My relaxing trip was starting to feel like torture. I couldn’t understand why relaxing was so difficult. I mean, shouldn’t it be enough that I took a break? I quickly realized that escaping to new scenery didn’t guarantee relaxation because I don’t make caring for myself in everyday life a priority. Self-care is hard and something to work at daily. A trip can’t change our habits or how we treat ourselves, even if we’re in a space curated for the very reset we so crave.

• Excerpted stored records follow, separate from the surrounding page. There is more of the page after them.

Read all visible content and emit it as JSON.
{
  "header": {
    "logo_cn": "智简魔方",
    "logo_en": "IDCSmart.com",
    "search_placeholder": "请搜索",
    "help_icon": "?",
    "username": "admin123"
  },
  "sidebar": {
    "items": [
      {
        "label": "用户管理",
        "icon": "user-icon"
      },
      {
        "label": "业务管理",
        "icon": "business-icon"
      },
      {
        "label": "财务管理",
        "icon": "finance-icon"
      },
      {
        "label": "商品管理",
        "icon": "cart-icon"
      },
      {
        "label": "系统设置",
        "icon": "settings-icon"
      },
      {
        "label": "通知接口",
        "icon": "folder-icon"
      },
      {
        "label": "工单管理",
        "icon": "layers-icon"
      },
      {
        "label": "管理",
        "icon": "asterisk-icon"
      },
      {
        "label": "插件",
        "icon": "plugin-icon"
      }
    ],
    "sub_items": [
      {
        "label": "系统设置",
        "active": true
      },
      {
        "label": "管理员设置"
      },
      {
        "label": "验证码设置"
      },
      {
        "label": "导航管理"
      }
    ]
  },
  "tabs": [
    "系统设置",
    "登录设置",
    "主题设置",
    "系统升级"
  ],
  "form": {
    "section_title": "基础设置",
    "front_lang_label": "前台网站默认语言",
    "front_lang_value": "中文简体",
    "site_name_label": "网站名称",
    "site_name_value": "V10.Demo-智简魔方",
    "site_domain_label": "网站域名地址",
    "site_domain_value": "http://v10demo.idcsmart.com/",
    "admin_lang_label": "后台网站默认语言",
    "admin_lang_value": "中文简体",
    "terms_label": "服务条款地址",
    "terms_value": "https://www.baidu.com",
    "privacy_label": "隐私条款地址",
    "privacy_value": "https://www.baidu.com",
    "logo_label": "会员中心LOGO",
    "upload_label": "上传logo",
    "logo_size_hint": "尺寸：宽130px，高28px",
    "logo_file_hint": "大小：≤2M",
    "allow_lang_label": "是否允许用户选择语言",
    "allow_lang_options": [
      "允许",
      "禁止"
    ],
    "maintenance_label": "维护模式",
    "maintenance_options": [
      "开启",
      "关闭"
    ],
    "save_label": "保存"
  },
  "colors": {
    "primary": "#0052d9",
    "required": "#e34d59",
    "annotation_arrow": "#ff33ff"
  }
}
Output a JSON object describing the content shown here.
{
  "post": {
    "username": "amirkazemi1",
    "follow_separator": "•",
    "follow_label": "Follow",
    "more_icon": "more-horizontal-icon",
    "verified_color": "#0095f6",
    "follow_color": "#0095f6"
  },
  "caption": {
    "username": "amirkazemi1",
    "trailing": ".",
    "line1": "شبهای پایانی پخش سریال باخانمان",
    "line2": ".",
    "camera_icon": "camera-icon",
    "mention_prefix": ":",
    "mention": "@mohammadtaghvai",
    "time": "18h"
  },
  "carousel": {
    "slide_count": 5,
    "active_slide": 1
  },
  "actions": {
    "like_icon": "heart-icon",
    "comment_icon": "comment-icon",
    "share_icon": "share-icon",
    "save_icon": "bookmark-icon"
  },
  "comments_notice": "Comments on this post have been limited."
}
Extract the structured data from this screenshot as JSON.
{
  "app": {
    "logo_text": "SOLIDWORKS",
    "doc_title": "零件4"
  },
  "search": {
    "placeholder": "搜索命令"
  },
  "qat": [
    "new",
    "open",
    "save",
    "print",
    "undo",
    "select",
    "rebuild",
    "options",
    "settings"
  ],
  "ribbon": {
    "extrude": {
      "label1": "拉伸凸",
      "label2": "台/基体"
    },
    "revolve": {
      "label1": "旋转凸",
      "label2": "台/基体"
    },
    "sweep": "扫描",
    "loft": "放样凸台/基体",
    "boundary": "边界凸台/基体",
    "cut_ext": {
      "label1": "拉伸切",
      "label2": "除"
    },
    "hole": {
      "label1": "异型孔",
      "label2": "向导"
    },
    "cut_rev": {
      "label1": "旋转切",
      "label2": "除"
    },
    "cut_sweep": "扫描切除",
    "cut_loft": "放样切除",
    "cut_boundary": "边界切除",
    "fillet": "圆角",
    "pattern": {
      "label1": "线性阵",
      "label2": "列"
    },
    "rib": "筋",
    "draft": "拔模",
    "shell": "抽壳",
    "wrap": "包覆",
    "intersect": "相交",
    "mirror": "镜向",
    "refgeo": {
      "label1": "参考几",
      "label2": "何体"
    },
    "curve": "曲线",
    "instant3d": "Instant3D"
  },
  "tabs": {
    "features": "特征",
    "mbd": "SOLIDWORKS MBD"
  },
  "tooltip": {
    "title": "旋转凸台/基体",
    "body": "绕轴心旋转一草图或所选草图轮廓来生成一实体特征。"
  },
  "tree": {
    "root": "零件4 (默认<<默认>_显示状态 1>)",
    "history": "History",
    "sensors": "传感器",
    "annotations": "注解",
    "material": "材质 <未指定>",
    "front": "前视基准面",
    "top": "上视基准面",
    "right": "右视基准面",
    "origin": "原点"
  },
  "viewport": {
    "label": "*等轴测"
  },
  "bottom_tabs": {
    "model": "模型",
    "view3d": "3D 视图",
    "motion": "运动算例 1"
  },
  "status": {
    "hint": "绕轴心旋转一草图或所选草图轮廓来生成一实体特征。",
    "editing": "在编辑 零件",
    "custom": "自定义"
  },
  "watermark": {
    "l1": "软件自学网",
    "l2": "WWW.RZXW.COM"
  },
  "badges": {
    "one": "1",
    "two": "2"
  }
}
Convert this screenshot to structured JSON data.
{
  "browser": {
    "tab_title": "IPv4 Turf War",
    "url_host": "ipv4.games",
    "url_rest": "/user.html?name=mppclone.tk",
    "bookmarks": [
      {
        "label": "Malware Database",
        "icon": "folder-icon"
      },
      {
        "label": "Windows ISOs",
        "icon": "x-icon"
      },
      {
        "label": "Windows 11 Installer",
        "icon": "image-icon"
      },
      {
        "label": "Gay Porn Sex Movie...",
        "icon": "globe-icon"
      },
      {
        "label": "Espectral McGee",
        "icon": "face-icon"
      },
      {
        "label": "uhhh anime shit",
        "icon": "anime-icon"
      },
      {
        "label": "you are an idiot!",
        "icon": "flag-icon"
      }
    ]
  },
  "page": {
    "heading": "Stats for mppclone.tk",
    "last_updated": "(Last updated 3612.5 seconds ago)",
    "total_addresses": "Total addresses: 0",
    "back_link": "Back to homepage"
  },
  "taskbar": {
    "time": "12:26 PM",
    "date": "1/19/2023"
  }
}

By day three, I was finally starting to shake the work and social media FOMO. I didn’t worry about capturing the moments for Instagram, and I felt less anxious about not having access to emails and started to get used to the silence. I recently spoke with my therapist about my daily bad habits of checking emails the moment I open my eyes, and she said something so simple but profound: “This means you’re putting the needs of others above your own and not caring for yourself.” I felt that. For the first time, someone had put into words that my habits were indeed unhealthy and in need of tweaking.



Do I still sometimes wake up and check my emails? Yup. Do I let the last-minute requests stress me out at times? Yup. However, there is something that has changed. I recognize that my emotional reactions to these things are mine to change, and that I don’t have to say yes to everything that comes my way if it means busting my boundaries. Self-care and relaxation aren’t just about doing something nice for yourself—like a bubble bath, face mask, or a nice meal—it’s about setting boundaries and creating good habits in your day-to-day life so that when you do have an opportunity to take a well-deserved break and change your scenery, you can actually enjoy it without guilt.

What I’m about to say might be a hot take, but it was an important takeaway from my trip: I don’t have to share every trip I go on—well, at least in real-time. Take photos because you want to, not for likes. I understand what I’m saying could be perceived as coming from a judgmental place, but it’s not. I am learning to adopt this mindset because my work intertwines with social media. I sometimes find it challenging to turn that creative part of me off, but it’s essential.


Find a way to shift how you relax that works for your lifestyle.


It’s the little changes to your life that can make a big impact. When I want to relax and notice myself multitasking or mindlessly scrolling social media, I put my phone in another room and allow myself to be in the moment with limited distractions. Find a way to shift how you relax that works for your lifestyle. I promise you, it makes a difference.